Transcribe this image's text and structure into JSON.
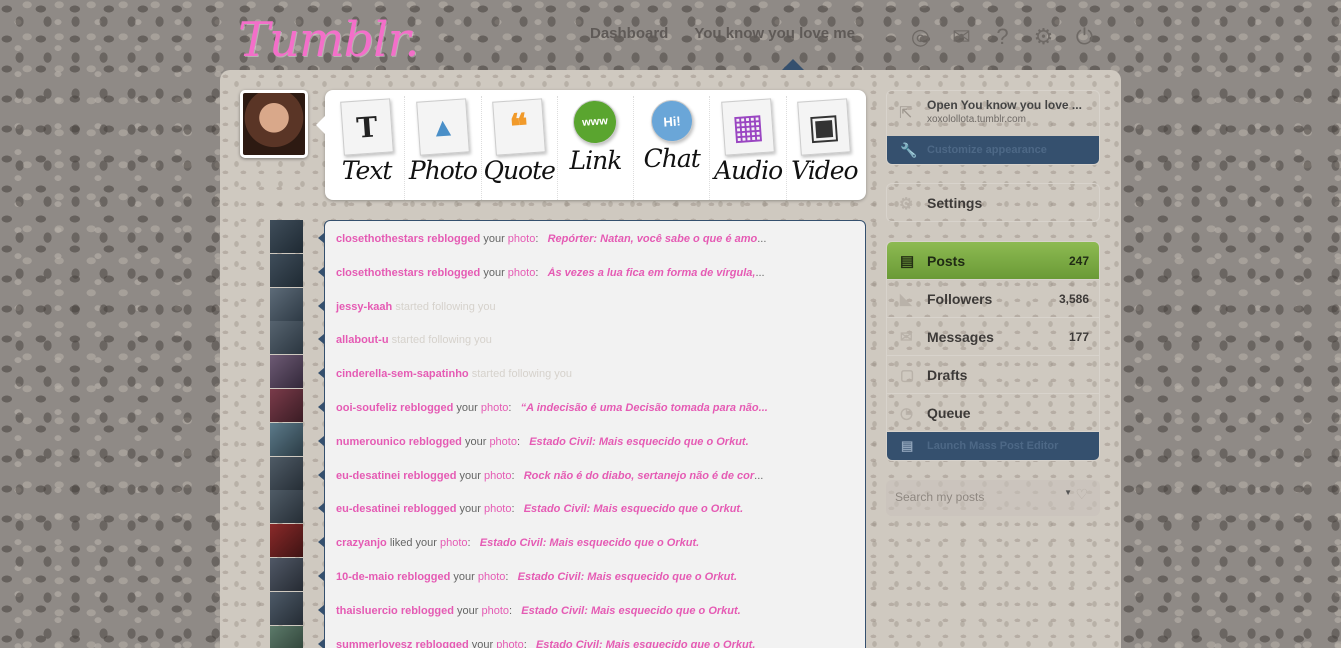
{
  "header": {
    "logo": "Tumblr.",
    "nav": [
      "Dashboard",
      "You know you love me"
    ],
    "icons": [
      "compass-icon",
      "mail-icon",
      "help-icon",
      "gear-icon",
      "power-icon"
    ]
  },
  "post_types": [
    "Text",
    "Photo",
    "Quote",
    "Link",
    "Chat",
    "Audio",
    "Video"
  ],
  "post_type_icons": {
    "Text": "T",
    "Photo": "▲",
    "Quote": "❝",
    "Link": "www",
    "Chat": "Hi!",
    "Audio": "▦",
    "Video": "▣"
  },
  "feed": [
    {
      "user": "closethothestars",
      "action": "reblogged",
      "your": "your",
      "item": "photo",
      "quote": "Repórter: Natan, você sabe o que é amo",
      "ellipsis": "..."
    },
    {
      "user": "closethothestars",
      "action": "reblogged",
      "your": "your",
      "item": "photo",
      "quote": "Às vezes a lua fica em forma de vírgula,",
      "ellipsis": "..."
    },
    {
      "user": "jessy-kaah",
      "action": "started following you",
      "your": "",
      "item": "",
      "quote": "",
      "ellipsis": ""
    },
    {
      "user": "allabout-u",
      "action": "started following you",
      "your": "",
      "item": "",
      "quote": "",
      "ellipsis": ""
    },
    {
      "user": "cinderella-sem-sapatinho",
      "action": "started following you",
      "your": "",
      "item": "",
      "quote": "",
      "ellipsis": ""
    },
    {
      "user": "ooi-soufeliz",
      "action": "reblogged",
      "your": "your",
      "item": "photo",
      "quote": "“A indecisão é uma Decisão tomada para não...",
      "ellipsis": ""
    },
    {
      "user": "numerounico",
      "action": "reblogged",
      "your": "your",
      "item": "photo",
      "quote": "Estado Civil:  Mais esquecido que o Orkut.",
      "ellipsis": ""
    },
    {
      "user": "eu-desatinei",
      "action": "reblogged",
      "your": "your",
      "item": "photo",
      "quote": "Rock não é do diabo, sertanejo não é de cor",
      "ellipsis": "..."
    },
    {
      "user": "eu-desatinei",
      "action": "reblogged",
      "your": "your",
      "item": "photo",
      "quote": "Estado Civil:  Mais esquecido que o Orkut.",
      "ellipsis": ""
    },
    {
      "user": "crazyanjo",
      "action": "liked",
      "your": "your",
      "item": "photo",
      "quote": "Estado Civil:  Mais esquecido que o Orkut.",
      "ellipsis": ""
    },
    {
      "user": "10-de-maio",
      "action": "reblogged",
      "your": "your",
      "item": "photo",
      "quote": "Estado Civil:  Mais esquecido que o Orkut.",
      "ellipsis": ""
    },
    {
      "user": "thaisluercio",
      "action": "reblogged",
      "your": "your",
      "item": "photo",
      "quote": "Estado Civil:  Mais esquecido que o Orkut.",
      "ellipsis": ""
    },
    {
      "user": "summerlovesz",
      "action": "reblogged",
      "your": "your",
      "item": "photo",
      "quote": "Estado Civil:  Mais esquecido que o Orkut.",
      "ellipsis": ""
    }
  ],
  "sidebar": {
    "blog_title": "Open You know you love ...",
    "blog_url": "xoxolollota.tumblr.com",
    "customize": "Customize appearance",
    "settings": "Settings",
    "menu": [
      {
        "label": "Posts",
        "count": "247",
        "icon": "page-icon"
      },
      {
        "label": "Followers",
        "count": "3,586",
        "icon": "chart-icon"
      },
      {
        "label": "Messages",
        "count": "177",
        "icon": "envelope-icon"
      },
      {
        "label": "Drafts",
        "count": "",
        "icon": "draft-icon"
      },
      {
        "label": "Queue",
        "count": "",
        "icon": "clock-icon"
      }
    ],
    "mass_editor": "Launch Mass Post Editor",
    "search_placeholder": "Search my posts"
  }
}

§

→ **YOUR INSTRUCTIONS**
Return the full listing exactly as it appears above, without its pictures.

→ **SOLUTION TO THIS EXERCISE**
Transcribe this image's text and structure into JSON.
{
  "header": {
    "logo": "Tumblr.",
    "nav": [
      "Dashboard",
      "You know you love me"
    ],
    "icons": [
      "compass-icon",
      "mail-icon",
      "help-icon",
      "gear-icon",
      "power-icon"
    ]
  },
  "post_types": [
    "Text",
    "Photo",
    "Quote",
    "Link",
    "Chat",
    "Audio",
    "Video"
  ],
  "post_type_icons": {
    "Text": "T",
    "Photo": "▲",
    "Quote": "❝",
    "Link": "www",
    "Chat": "Hi!",
    "Audio": "▦",
    "Video": "▣"
  },
  "feed": [
    {
      "user": "closethothestars",
      "action": "reblogged",
      "your": "your",
      "item": "photo",
      "quote": "Repórter: Natan, você sabe o que é amo",
      "ellipsis": "..."
    },
    {
      "user": "closethothestars",
      "action": "reblogged",
      "your": "your",
      "item": "photo",
      "quote": "Às vezes a lua fica em forma de vírgula,",
      "ellipsis": "..."
    },
    {
      "user": "jessy-kaah",
      "action": "started following you",
      "your": "",
      "item": "",
      "quote": "",
      "ellipsis": ""
    },
    {
      "user": "allabout-u",
      "action": "started following you",
      "your": "",
      "item": "",
      "quote": "",
      "ellipsis": ""
    },
    {
      "user": "cinderella-sem-sapatinho",
      "action": "started following you",
      "your": "",
      "item": "",
      "quote": "",
      "ellipsis": ""
    },
    {
      "user": "ooi-soufeliz",
      "action": "reblogged",
      "your": "your",
      "item": "photo",
      "quote": "“A indecisão é uma Decisão tomada para não...",
      "ellipsis": ""
    },
    {
      "user": "numerounico",
      "action": "reblogged",
      "your": "your",
      "item": "photo",
      "quote": "Estado Civil:  Mais esquecido que o Orkut.",
      "ellipsis": ""
    },
    {
      "user": "eu-desatinei",
      "action": "reblogged",
      "your": "your",
      "item": "photo",
      "quote": "Rock não é do diabo, sertanejo não é de cor",
      "ellipsis": "..."
    },
    {
      "user": "eu-desatinei",
      "action": "reblogged",
      "your": "your",
      "item": "photo",
      "quote": "Estado Civil:  Mais esquecido que o Orkut.",
      "ellipsis": ""
    },
    {
      "user": "crazyanjo",
      "action": "liked",
      "your": "your",
      "item": "photo",
      "quote": "Estado Civil:  Mais esquecido que o Orkut.",
      "ellipsis": ""
    },
    {
      "user": "10-de-maio",
      "action": "reblogged",
      "your": "your",
      "item": "photo",
      "quote": "Estado Civil:  Mais esquecido que o Orkut.",
      "ellipsis": ""
    },
    {
      "user": "thaisluercio",
      "action": "reblogged",
      "your": "your",
      "item": "photo",
      "quote": "Estado Civil:  Mais esquecido que o Orkut.",
      "ellipsis": ""
    },
    {
      "user": "summerlovesz",
      "action": "reblogged",
      "your": "your",
      "item": "photo",
      "quote": "Estado Civil:  Mais esquecido que o Orkut.",
      "ellipsis": ""
    }
  ],
  "sidebar": {
    "blog_title": "Open You know you love ...",
    "blog_url": "xoxolollota.tumblr.com",
    "customize": "Customize appearance",
    "settings": "Settings",
    "menu": [
      {
        "label": "Posts",
        "count": "247",
        "icon": "page-icon"
      },
      {
        "label": "Followers",
        "count": "3,586",
        "icon": "chart-icon"
      },
      {
        "label": "Messages",
        "count": "177",
        "icon": "envelope-icon"
      },
      {
        "label": "Drafts",
        "count": "",
        "icon": "draft-icon"
      },
      {
        "label": "Queue",
        "count": "",
        "icon": "clock-icon"
      }
    ],
    "mass_editor": "Launch Mass Post Editor",
    "search_placeholder": "Search my posts"
  }
}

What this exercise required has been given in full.